Paul sees himself as one of these men. Before his conversion experience he had been intent on pleasing God, committed to this great objective and doing his dedicated best to fulfill it, yet the darkness in which he lived was so deep that when he saw and heard Jesus, he could not recognize him as the Son of God but thought him to be a usurper and a vagabond. But on the road to Damascus he was suddenly overwhelmed with light. Out of the darkness of his brilliant mind the light shone and illuminated the darkness of his dedicated heart. There he experienced what he had long sought--the knowledge of the glory of God. To his utter amazement he found it where he least expected: in the face of Jesus Christ.
God set aside young Saul's brilliance, his dedication, and his blameless morality as having done nothing to advance him on his search for reality. Suddenly it was all made clear--Jesus is Lord! Using that key, everything began to fall into place; the universe and life itself began to make sense. And best of all, Paul found himself fulfilled as a man. Jesus was real and was with him night and day. Courage and peace and power were his as a daily inheritance, enriching his life beyond all expectation. He had found the secret of godlikeness-- of being like God!
Because of his own experience the apostle is careful now to keep his preaching sharply focused on the only subject God will honor by calling light out of darkness--that is, ''For we do not preach ourselves, but Jesus Christ as Lord, and ourselves as your servants for Jesus' sake" (2 Corinthians 4:5). The danger in preaching is that all too often we offer ourselves as the remedy for man's need. We speak about the church or Christian education or the Christian way of life, when all the time what people need is Jesus. The church cannot save, a knowledge of Christian philosophy does not heal, doctrine without love puffs up. Only Jesus is Lord, only He is absolutely essential to life. When He is encountered, all the other things will fall into their proper places.
A servant heart
In view of this, the role of the Christian is that of a servant. He is there to discover the needs of others and to do whatever his master tells him to do to meet those needs. He is, therefore, a servant "for Jesus' sake." He is never the servant of men, but he is Jesus' servant and therefore serves men. That is an important distinction. A friend of mine said, "The tragic error I made was that I became a servant of people. I felt obligated to respond favorably when anyone called and asked me to do something. Someone would say, 'I think you ought to do such and such,' and I would say, 'Right, I'd better do it.' Then five other people would tell me what they thought I should do. Suddenly I found myself in trouble because I couldn't do everything. But when I checked the life of Jesus, I found that He was a servant of the Father, not a servant of people. He submitted himself to the people whom the Father picked out. That set me free."
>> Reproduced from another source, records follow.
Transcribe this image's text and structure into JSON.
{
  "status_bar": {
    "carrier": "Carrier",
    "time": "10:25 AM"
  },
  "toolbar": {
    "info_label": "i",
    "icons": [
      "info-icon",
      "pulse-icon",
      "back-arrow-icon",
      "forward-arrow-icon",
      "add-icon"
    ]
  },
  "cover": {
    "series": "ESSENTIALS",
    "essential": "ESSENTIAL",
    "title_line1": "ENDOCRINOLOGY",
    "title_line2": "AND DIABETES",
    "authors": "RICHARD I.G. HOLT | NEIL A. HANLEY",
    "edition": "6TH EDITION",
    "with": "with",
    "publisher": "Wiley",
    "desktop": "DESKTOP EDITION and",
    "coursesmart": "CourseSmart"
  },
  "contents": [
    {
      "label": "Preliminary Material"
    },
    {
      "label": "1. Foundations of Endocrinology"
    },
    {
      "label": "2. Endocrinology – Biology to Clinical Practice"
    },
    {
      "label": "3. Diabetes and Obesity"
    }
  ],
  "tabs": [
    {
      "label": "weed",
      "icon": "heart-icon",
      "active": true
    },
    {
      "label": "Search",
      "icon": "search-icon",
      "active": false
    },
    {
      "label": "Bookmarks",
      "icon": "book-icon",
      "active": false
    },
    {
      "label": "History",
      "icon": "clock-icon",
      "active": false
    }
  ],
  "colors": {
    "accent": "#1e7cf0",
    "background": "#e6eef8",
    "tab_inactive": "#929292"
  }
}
God always honors a message centered on the Lordship of Jesus, and which manifests a servant's heart to those whom he sets in your path. The god of this world, the enemy without, is clever and subtle. He knows how to lead men into darkness without their being aware of what is happening. But the God of resurrection is more than his equal. He will honor the open statement of the truth with the light of the glory of God, pouring from the face of Jesus Christ.